[Source data]
+---+
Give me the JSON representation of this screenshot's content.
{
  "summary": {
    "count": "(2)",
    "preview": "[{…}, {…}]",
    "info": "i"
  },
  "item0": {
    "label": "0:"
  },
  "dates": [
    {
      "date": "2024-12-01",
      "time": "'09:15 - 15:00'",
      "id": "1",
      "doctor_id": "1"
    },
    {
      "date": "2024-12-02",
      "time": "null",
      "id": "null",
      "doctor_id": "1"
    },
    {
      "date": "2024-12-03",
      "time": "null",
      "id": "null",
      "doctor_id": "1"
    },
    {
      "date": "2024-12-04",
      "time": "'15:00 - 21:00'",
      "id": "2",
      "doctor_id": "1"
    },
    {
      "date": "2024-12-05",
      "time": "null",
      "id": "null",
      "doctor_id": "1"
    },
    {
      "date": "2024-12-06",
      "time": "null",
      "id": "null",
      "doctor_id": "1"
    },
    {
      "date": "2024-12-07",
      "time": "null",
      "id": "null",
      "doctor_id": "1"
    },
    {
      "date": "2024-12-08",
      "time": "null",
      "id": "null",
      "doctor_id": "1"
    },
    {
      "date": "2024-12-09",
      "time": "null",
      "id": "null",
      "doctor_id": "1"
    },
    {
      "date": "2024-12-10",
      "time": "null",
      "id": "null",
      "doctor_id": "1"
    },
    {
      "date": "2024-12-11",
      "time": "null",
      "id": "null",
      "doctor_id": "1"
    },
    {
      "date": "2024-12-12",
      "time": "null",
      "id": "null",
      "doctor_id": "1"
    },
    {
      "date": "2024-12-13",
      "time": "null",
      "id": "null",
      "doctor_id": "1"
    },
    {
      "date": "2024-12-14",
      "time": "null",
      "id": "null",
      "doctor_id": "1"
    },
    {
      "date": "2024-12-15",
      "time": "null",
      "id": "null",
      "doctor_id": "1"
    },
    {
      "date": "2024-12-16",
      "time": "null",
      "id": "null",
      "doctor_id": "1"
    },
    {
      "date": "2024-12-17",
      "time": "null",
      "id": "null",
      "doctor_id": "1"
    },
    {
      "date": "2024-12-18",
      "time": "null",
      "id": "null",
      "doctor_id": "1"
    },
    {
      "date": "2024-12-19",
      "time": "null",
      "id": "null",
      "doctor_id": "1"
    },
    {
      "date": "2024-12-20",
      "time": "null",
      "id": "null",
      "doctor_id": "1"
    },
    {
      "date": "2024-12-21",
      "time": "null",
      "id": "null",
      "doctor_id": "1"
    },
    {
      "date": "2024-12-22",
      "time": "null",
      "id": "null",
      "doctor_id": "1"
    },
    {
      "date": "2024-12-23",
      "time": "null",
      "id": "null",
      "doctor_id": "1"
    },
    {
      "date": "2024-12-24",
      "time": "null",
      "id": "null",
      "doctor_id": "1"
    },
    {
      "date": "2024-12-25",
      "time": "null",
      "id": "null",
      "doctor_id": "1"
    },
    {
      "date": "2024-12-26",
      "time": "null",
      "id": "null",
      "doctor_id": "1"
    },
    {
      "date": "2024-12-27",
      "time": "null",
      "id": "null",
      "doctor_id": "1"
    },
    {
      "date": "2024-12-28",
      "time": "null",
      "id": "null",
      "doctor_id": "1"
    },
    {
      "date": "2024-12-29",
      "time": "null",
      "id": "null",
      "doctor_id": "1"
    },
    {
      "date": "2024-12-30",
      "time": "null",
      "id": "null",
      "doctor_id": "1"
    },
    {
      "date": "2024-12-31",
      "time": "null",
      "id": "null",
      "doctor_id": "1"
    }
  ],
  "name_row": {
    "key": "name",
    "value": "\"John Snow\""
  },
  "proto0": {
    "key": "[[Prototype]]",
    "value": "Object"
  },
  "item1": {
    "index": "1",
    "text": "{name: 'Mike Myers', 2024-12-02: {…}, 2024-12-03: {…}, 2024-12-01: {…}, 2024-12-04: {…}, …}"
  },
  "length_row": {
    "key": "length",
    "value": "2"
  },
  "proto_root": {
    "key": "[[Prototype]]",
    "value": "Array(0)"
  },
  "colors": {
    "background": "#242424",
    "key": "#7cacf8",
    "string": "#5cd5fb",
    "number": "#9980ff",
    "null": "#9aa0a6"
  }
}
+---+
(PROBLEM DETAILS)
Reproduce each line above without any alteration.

(RESPONSE TO THIS EXERCISE)
Give me the JSON representation of this screenshot's content.
{
  "summary": {
    "count": "(2)",
    "preview": "[{…}, {…}]",
    "info": "i"
  },
  "item0": {
    "label": "0:"
  },
  "dates": [
    {
      "date": "2024-12-01",
      "time": "'09:15 - 15:00'",
      "id": "1",
      "doctor_id": "1"
    },
    {
      "date": "2024-12-02",
      "time": "null",
      "id": "null",
      "doctor_id": "1"
    },
    {
      "date": "2024-12-03",
      "time": "null",
      "id": "null",
      "doctor_id": "1"
    },
    {
      "date": "2024-12-04",
      "time": "'15:00 - 21:00'",
      "id": "2",
      "doctor_id": "1"
    },
    {
      "date": "2024-12-05",
      "time": "null",
      "id": "null",
      "doctor_id": "1"
    },
    {
      "date": "2024-12-06",
      "time": "null",
      "id": "null",
      "doctor_id": "1"
    },
    {
      "date": "2024-12-07",
      "time": "null",
      "id": "null",
      "doctor_id": "1"
    },
    {
      "date": "2024-12-08",
      "time": "null",
      "id": "null",
      "doctor_id": "1"
    },
    {
      "date": "2024-12-09",
      "time": "null",
      "id": "null",
      "doctor_id": "1"
    },
    {
      "date": "2024-12-10",
      "time": "null",
      "id": "null",
      "doctor_id": "1"
    },
    {
      "date": "2024-12-11",
      "time": "null",
      "id": "null",
      "doctor_id": "1"
    },
    {
      "date": "2024-12-12",
      "time": "null",
      "id": "null",
      "doctor_id": "1"
    },
    {
      "date": "2024-12-13",
      "time": "null",
      "id": "null",
      "doctor_id": "1"
    },
    {
      "date": "2024-12-14",
      "time": "null",
      "id": "null",
      "doctor_id": "1"
    },
    {
      "date": "2024-12-15",
      "time": "null",
      "id": "null",
      "doctor_id": "1"
    },
    {
      "date": "2024-12-16",
      "time": "null",
      "id": "null",
      "doctor_id": "1"
    },
    {
      "date": "2024-12-17",
      "time": "null",
      "id": "null",
      "doctor_id": "1"
    },
    {
      "date": "2024-12-18",
      "time": "null",
      "id": "null",
      "doctor_id": "1"
    },
    {
      "date": "2024-12-19",
      "time": "null",
      "id": "null",
      "doctor_id": "1"
    },
    {
      "date": "2024-12-20",
      "time": "null",
      "id": "null",
      "doctor_id": "1"
    },
    {
      "date": "2024-12-21",
      "time": "null",
      "id": "null",
      "doctor_id": "1"
    },
    {
      "date": "2024-12-22",
      "time": "null",
      "id": "null",
      "doctor_id": "1"
    },
    {
      "date": "2024-12-23",
      "time": "null",
      "id": "null",
      "doctor_id": "1"
    },
    {
      "date": "2024-12-24",
      "time": "null",
      "id": "null",
      "doctor_id": "1"
    },
    {
      "date": "2024-12-25",
      "time": "null",
      "id": "null",
      "doctor_id": "1"
    },
    {
      "date": "2024-12-26",
      "time": "null",
      "id": "null",
      "doctor_id": "1"
    },
    {
      "date": "2024-12-27",
      "time": "null",
      "id": "null",
      "doctor_id": "1"
    },
    {
      "date": "2024-12-28",
      "time": "null",
      "id": "null",
      "doctor_id": "1"
    },
    {
      "date": "2024-12-29",
      "time": "null",
      "id": "null",
      "doctor_id": "1"
    },
    {
      "date": "2024-12-30",
      "time": "null",
      "id": "null",
      "doctor_id": "1"
    },
    {
      "date": "2024-12-31",
      "time": "null",
      "id": "null",
      "doctor_id": "1"
    }
  ],
  "name_row": {
    "key": "name",
    "value": "\"John Snow\""
  },
  "proto0": {
    "key": "[[Prototype]]",
    "value": "Object"
  },
  "item1": {
    "index": "1",
    "text": "{name: 'Mike Myers', 2024-12-02: {…}, 2024-12-03: {…}, 2024-12-01: {…}, 2024-12-04: {…}, …}"
  },
  "length_row": {
    "key": "length",
    "value": "2"
  },
  "proto_root": {
    "key": "[[Prototype]]",
    "value": "Array(0)"
  },
  "colors": {
    "background": "#242424",
    "key": "#7cacf8",
    "string": "#5cd5fb",
    "number": "#9980ff",
    "null": "#9aa0a6"
  }
}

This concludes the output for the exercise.